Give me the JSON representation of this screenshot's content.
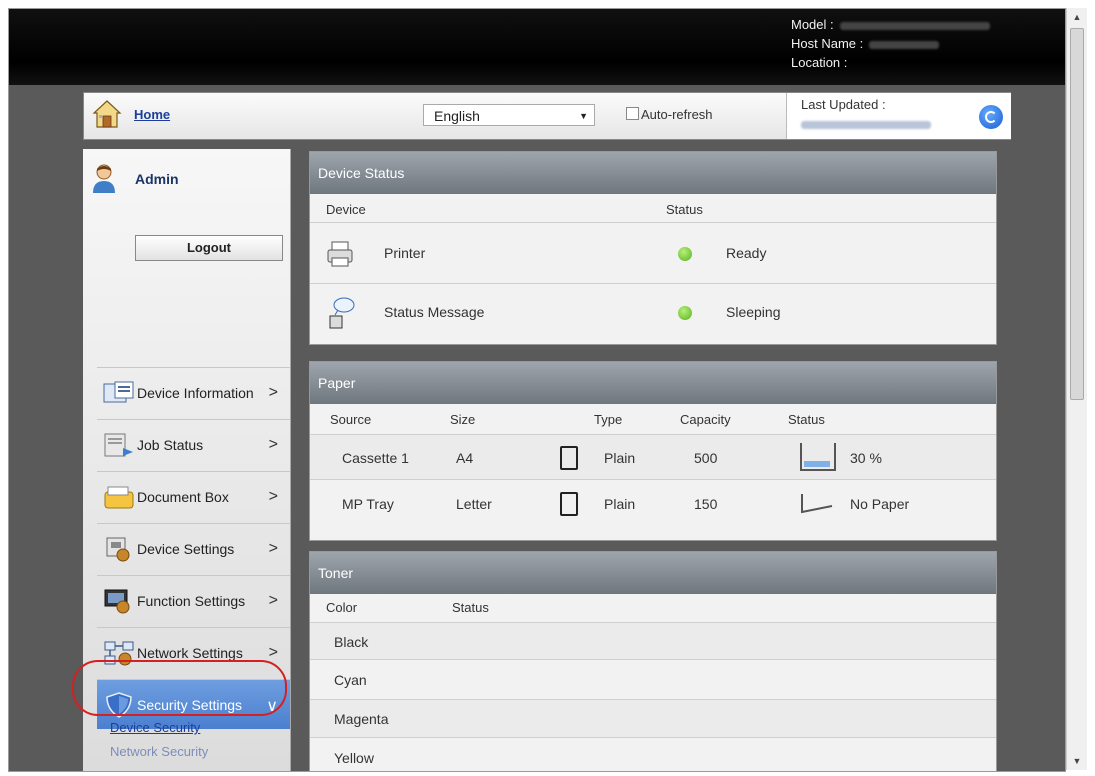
{
  "header": {
    "model_label": "Model :",
    "host_label": "Host Name :",
    "location_label": "Location :"
  },
  "toolbar": {
    "home_label": "Home",
    "language": "English",
    "auto_refresh_label": "Auto-refresh",
    "last_updated_label": "Last Updated :"
  },
  "sidebar": {
    "user_name": "Admin",
    "logout_label": "Logout",
    "items": [
      {
        "label": "Device Information",
        "icon": "device-information-icon"
      },
      {
        "label": "Job Status",
        "icon": "job-status-icon"
      },
      {
        "label": "Document Box",
        "icon": "document-box-icon"
      },
      {
        "label": "Device Settings",
        "icon": "device-settings-icon"
      },
      {
        "label": "Function Settings",
        "icon": "function-settings-icon"
      },
      {
        "label": "Network Settings",
        "icon": "network-settings-icon"
      },
      {
        "label": "Security Settings",
        "icon": "shield-icon"
      }
    ],
    "sub_items": [
      "Device Security",
      "Network Security"
    ]
  },
  "device_status": {
    "title": "Device Status",
    "col_device": "Device",
    "col_status": "Status",
    "rows": [
      {
        "device": "Printer",
        "status": "Ready"
      },
      {
        "device": "Status Message",
        "status": "Sleeping"
      }
    ]
  },
  "paper": {
    "title": "Paper",
    "cols": [
      "Source",
      "Size",
      "Type",
      "Capacity",
      "Status"
    ],
    "rows": [
      {
        "source": "Cassette 1",
        "size": "A4",
        "type": "Plain",
        "capacity": "500",
        "status": "30 %",
        "fill": 0.3
      },
      {
        "source": "MP Tray",
        "size": "Letter",
        "type": "Plain",
        "capacity": "150",
        "status": "No Paper",
        "fill": 0
      }
    ]
  },
  "toner": {
    "title": "Toner",
    "col_color": "Color",
    "col_status": "Status",
    "rows": [
      "Black",
      "Cyan",
      "Magenta",
      "Yellow"
    ]
  },
  "colors": {
    "accent": "#4b7fcf",
    "highlight_ring": "#d42020",
    "status_ok": "#58b020",
    "link": "#1a3e9a"
  }
}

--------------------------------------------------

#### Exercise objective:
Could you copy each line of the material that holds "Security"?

#### Task answer:
        "label": "Security Settings",
      "Device Security",
      "Network Security"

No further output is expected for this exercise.